Let me be clear. I think lung cancer screening is a good thing. The National Lung Cancer Screening Trial (NLST) had air-tight design and was impeccably performed. Those who have paid attention know that the NLST demonstrated a 20% relative reduction in mortality from low-dose CT screening (as opposed to chest x-ray). Plus, the all-cause rate of death in the low-dose CT group was 6.7% lower than the radiography cohort.
But the details reveal concerns – those with financial and geographic-specific implications that have, until now, mostly escaped public debate.
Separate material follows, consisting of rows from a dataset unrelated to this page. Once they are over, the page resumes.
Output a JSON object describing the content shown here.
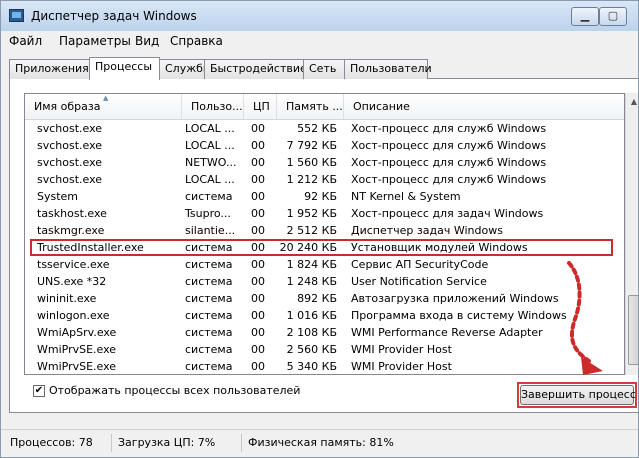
{
  "window": {
    "title": "Диспетчер задач Windows"
  },
  "menu": [
    {
      "label": "Файл"
    },
    {
      "label": "Параметры"
    },
    {
      "label": "Вид"
    },
    {
      "label": "Справка"
    }
  ],
  "tabs": [
    {
      "label": "Приложения"
    },
    {
      "label": "Процессы"
    },
    {
      "label": "Службы"
    },
    {
      "label": "Быстродействие"
    },
    {
      "label": "Сеть"
    },
    {
      "label": "Пользователи"
    }
  ],
  "active_tab": "Процессы",
  "columns": [
    {
      "label": "Имя образа"
    },
    {
      "label": "Пользо..."
    },
    {
      "label": "ЦП"
    },
    {
      "label": "Память ..."
    },
    {
      "label": "Описание"
    }
  ],
  "rows": [
    {
      "name": "svchost.exe",
      "user": "LOCAL ...",
      "cpu": "00",
      "mem": "552 КБ",
      "desc": "Хост-процесс для служб Windows"
    },
    {
      "name": "svchost.exe",
      "user": "LOCAL ...",
      "cpu": "00",
      "mem": "7 792 КБ",
      "desc": "Хост-процесс для служб Windows"
    },
    {
      "name": "svchost.exe",
      "user": "NETWO...",
      "cpu": "00",
      "mem": "1 560 КБ",
      "desc": "Хост-процесс для служб Windows"
    },
    {
      "name": "svchost.exe",
      "user": "LOCAL ...",
      "cpu": "00",
      "mem": "1 212 КБ",
      "desc": "Хост-процесс для служб Windows"
    },
    {
      "name": "System",
      "user": "система",
      "cpu": "00",
      "mem": "92 КБ",
      "desc": "NT Kernel & System"
    },
    {
      "name": "taskhost.exe",
      "user": "Tsupro...",
      "cpu": "00",
      "mem": "1 952 КБ",
      "desc": "Хост-процесс для задач Windows"
    },
    {
      "name": "taskmgr.exe",
      "user": "silantie...",
      "cpu": "00",
      "mem": "2 512 КБ",
      "desc": "Диспетчер задач Windows"
    },
    {
      "name": "TrustedInstaller.exe",
      "user": "система",
      "cpu": "00",
      "mem": "20 240 КБ",
      "desc": "Установщик модулей Windows"
    },
    {
      "name": "tsservice.exe",
      "user": "система",
      "cpu": "00",
      "mem": "1 824 КБ",
      "desc": "Сервис АП SecurityCode"
    },
    {
      "name": "UNS.exe *32",
      "user": "система",
      "cpu": "00",
      "mem": "1 248 КБ",
      "desc": "User Notification Service"
    },
    {
      "name": "wininit.exe",
      "user": "система",
      "cpu": "00",
      "mem": "892 КБ",
      "desc": "Автозагрузка приложений Windows"
    },
    {
      "name": "winlogon.exe",
      "user": "система",
      "cpu": "00",
      "mem": "1 016 КБ",
      "desc": "Программа входа в систему Windows"
    },
    {
      "name": "WmiApSrv.exe",
      "user": "система",
      "cpu": "00",
      "mem": "2 108 КБ",
      "desc": "WMI Performance Reverse Adapter"
    },
    {
      "name": "WmiPrvSE.exe",
      "user": "система",
      "cpu": "00",
      "mem": "2 560 КБ",
      "desc": "WMI Provider Host"
    },
    {
      "name": "WmiPrvSE.exe",
      "user": "система",
      "cpu": "00",
      "mem": "5 340 КБ",
      "desc": "WMI Provider Host"
    }
  ],
  "highlighted_row": "TrustedInstaller.exe",
  "show_all_checkbox": {
    "label": "Отображать процессы всех пользователей",
    "checked": true
  },
  "end_process_button": {
    "label": "Завершить процесс"
  },
  "status": {
    "processes": "Процессов: 78",
    "cpu": "Загрузка ЦП: 7%",
    "memory": "Физическая память: 81%"
  },
  "colors": {
    "highlight": "#cc2b2b",
    "arrow": "#cc2b2b"
  },
  "icons": [
    "app-icon",
    "minimize-icon",
    "maximize-icon",
    "sort-up-icon",
    "checkmark-icon",
    "scroll-up-icon"
  ]
}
The fanfare that accompanied the glorious NLST quest has supplied perverse financial incentives for entrepreneurial types – and has put patients in places such as the Ohio River Valley at potentially increased risk from exploitation of our interminable fear of cancer. It has also given providers in these regions the unenviable and perhaps impossible task of balancing costs, patient expectations, and disease prevalence.
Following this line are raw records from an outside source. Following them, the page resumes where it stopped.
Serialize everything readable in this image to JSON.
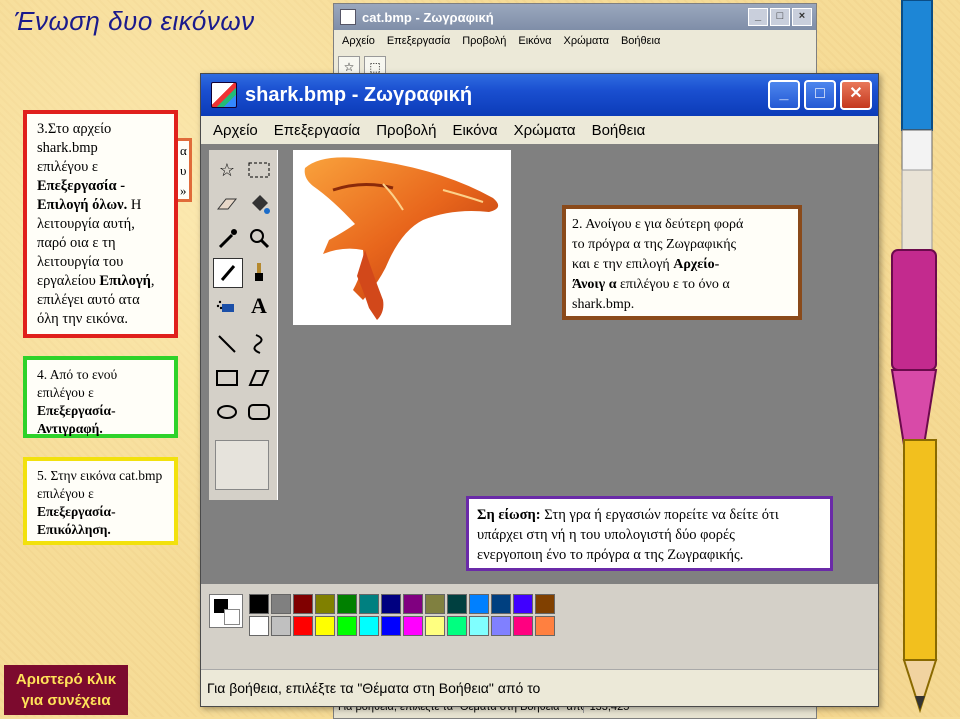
{
  "slide": {
    "title": "Ένωση δυο εικόνων"
  },
  "back_window": {
    "title": "cat.bmp - Ζωγραφική",
    "menu": [
      "Αρχείο",
      "Επεξεργασία",
      "Προβολή",
      "Εικόνα",
      "Χρώματα",
      "Βοήθεια"
    ],
    "status_text": "Για βοήθεια, επιλέξτε τα \"Θέματα στη Βοήθεια\" από το",
    "coords": "133,425"
  },
  "front_window": {
    "title": "shark.bmp - Ζωγραφική",
    "menu": [
      "Αρχείο",
      "Επεξεργασία",
      "Προβολή",
      "Εικόνα",
      "Χρώματα",
      "Βοήθεια"
    ],
    "status_text": "Για βοήθεια, επιλέξτε τα \"Θέματα στη Βοήθεια\" από το"
  },
  "callouts": {
    "step3": {
      "line1": "3.Στο αρχείο",
      "line2": "shark.bmp",
      "line3": "επιλέγου ε",
      "bold1": "Επεξεργασία -",
      "bold2": "Επιλογή όλων.",
      "rest_a": " Η",
      "rest_b": "λειτουργία αυτή,",
      "rest_c": "παρό οια  ε τη",
      "rest_d": "λειτουργία του",
      "rest_e": "εργαλείου ",
      "bold3": "Επιλογή",
      "rest_f": ",",
      "rest_g": "επιλέγει αυτό ατα",
      "rest_h": "όλη την εικόνα.",
      "tail": "α\nυ\n»"
    },
    "step4": {
      "line1": "4. Από το  ενού",
      "line2": "επιλέγου ε",
      "line3": "Επεξεργασία-",
      "line4": "Αντιγραφή."
    },
    "step5": {
      "line1": "5. Στην εικόνα cat.bmp",
      "line2": "επιλέγου ε",
      "line3": "Επεξεργασία-",
      "line4": "Επικόλληση."
    },
    "step2": {
      "line1": "2. Ανοίγου ε για δεύτερη φορά",
      "line2": "το πρόγρα  α της Ζωγραφικής",
      "line3a": "και  ε την επιλογή ",
      "line3b": "Αρχείο-",
      "line4a": "Άνοιγ α",
      "line4b": " επιλέγου ε το όνο α",
      "line5": "shark.bmp."
    },
    "note": {
      "label": "Ση είωση:",
      "text1": " Στη γρα  ή εργασιών  πορείτε να δείτε ότι",
      "text2": "υπάρχει στη  νή η του υπολογιστή δύο φορές",
      "text3": "ενεργοποιη ένο το πρόγρα  α της Ζωγραφικής."
    }
  },
  "next_button": {
    "line1": "Αριστερό κλικ",
    "line2": "για συνέχεια"
  },
  "colors": {
    "accent_red": "#e0201c",
    "accent_green": "#2ed22a",
    "accent_yellow": "#f2e10d",
    "accent_brown": "#8a4a1a",
    "accent_purple": "#6a2aa8",
    "titlebar_blue": "#0b3bb8",
    "next_button_bg": "#7c0a2e"
  },
  "icons": [
    "free-select-icon",
    "rect-select-icon",
    "eraser-icon",
    "fill-icon",
    "color-picker-icon",
    "magnifier-icon",
    "pencil-icon",
    "brush-icon",
    "airbrush-icon",
    "text-icon",
    "line-icon",
    "curve-icon",
    "rectangle-icon",
    "polygon-icon",
    "ellipse-icon",
    "rounded-rect-icon"
  ]
}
I took this picture while driving along a rural southern Indiana highway during a recent trip to visit family. Southern Indiana (and neighboring northern Kentucky) are known for blue-collar shipping industries, steamboats, and high school basketball. They also rest squarely in what is colloquially known as the “Histo-belt.” Histoplasma capsulatum is a fungus endemic to the Ohio and Mississippi River Valleys. It is everywhere. You get it by breathing. Prior studies suggest that >80% of those living in these regions have contracted the fungus. The majority of people with histo don’t get sick. But – they get lung nodules. Lots of them. The nodules are benign but often indistinguishable on imaging from “early” lung cancer. Continue reading…